IJ’s $3 Million National Campaign Tells Lawmakers: “Hands Off My Home”

John Kramer
John Kramer · June 29, 2005

Washington, D.C.—The Institute for Justice and its grassroots group, the Castle Coalition, seeks to do what the U.S. Supreme Court refused to do last week when it issued its ruling in the Kelo case allowing eminent domain for private development: protect ordinary homeowners and small businesses from eminent domain abuse.

Through IJ’s Castle Coalition—a nationwide network of citizen activists determined to stop the abuse of eminent domain in their communities—the Institute for Justice today announced the “Hands Off My Home” campaign to give ordinary citizens the means to protect their homes from government-forced takings for private development. The Institute also made an initial commitment of $3 million to fund the national effort to combat eminent domain at the state and local level. IJ made the announcement less than one week after the U.S. Supreme Court issued its Kelo decision allowing governments to take property from the rightful owner only to hand it over to another private party for his or her private gain.

“The floodgates to eminent domain abuse are already opening in the wake of the Supreme Court’s dreadful Kelo decision,” said Scott Bullock, senior attorney for the Institute for Justice. “The Hands Off My Home campaign will empower ordinary Americans to fight back against eminent domain abuse and to stop this un-American alliance between tax-hungry politicians and land-hungry developers.”

“The American people are furious about this decision, but they can do something about it,” said Dana Berliner, an IJ senior attorney. “In this next year, the Castle Coalition will encourage and coordinate grassroots efforts to end eminent domain abuse in states and cities. At the same time, the Institute for Justice will ask state courts to enforce their state constitutional limits on the use of eminent domain for private development. And the next time we get to the Supreme Court, it will overturn the Kelo precedent.”

“One would be hard-pressed to think of a recent Supreme Court decision that has generated such widespread and virtually unanimous outrage,” said Chip Mellor, the president and co-founder of the Institute for Justice. “We will take this energy and put it toward productive activism.”

As part of their Hands Off My Home campaign, the Institute for Justice and the Castle Coalition’s immediate plans are to:

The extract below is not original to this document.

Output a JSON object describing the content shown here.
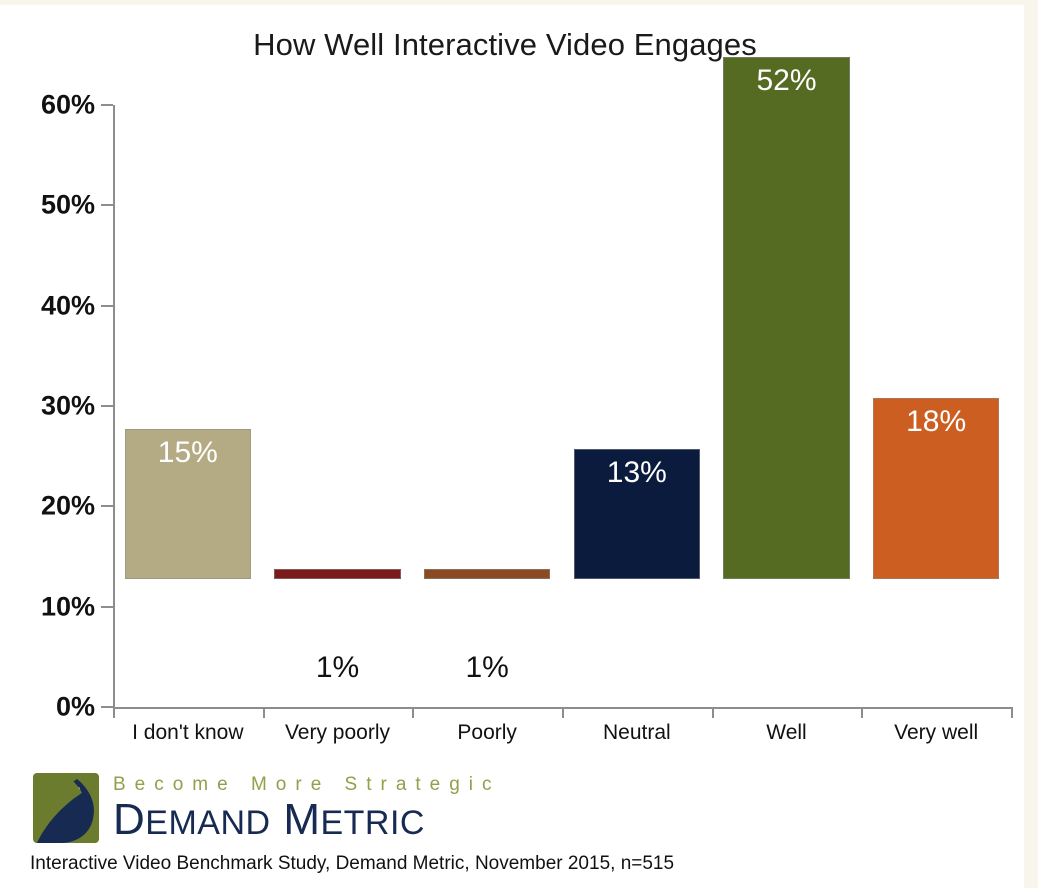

  • Pursue state-level litigation to enforce the “public use” limitations found in every state constitution.
  • Today issue a formal pledge for governors in each state to sign promising to oppose efforts in their states to use the government power of eminent domain for private development, and to support legislation and other efforts to ensure that citizens of their state are safe from eminent domain for private development. IJ and the Castle Coalition will soon extend this pledge to legislators and city officials nationwide.
  • Support citizen activists nationwide who are urging their state and local officials to set stricter standards for the use of eminent domain.
  • Establish a Castle Coalition presence in every state so ordinary citizens will be poised to mobilize the minute eminent domain is abused for private ends. Citizens can join the Castle Coalition at www.castlecoalition.org.
  • Host a conference in July in Washington, D.C., to train activists in fighting unjust takings.

Bullock said, “We’ll be working across the country, but we’re not giving up on New London, Conn. On July 5 at 6 p.m., there will be a rally at the New London Town Hall to ask the City Council to save these homes and allow Susette Kelo, the Dery family and the rest of the homeowners to stay in Fort Trumbull. The City and the New London Development Corporation don’t need these homes to accomplish their private development projects, and we will ask them to finally do the right thing and let these people stay in the homes they know and love.”

Steven Anderson, the coordinator of the Castle Coalition, said, “Many cities held off on eminent domain actions, waiting for the Supreme Court to decide Kelo. Now, with a thumbs-up from the Court, these cities can be expected to move aggressively. Some already have. But IJ will be there every step of the way to stop eminent domain abuse.”

Among many such examples of this trend, Anderson cited officials in Freeport, Texas, who immediately began legal filings to seize small businesses to make way for a private boat marina.

Among the small property owners who addressed the press conference was Scott Mahan from Ardmore, Penn., who may lose his small business to government-forced redevelopment. Mahan said, “Anyone who owns a piece of property anywhere in this country is at risk after the Kelo decision. Now people are finally seeing that this isn’t just homeowners in New London, Connecticut, or business owners in Ardmore, Pennsylvania; it can happen to anyone, anywhere.”

Denise Hoagland, a homeowner from Long Branch, N.J., who is fighting to save her ocean-front home from a private development project that would replace her home with upscale condominiums, spoke for many homeowners nationwide who are fighting this kind of abuse when she said, “My home is a part of me, a part of my family, and we are part of a community. Owning a home is the American Dream and to have it forcibly taken away to benefit someone else is against all of the principles of what being an American is about.”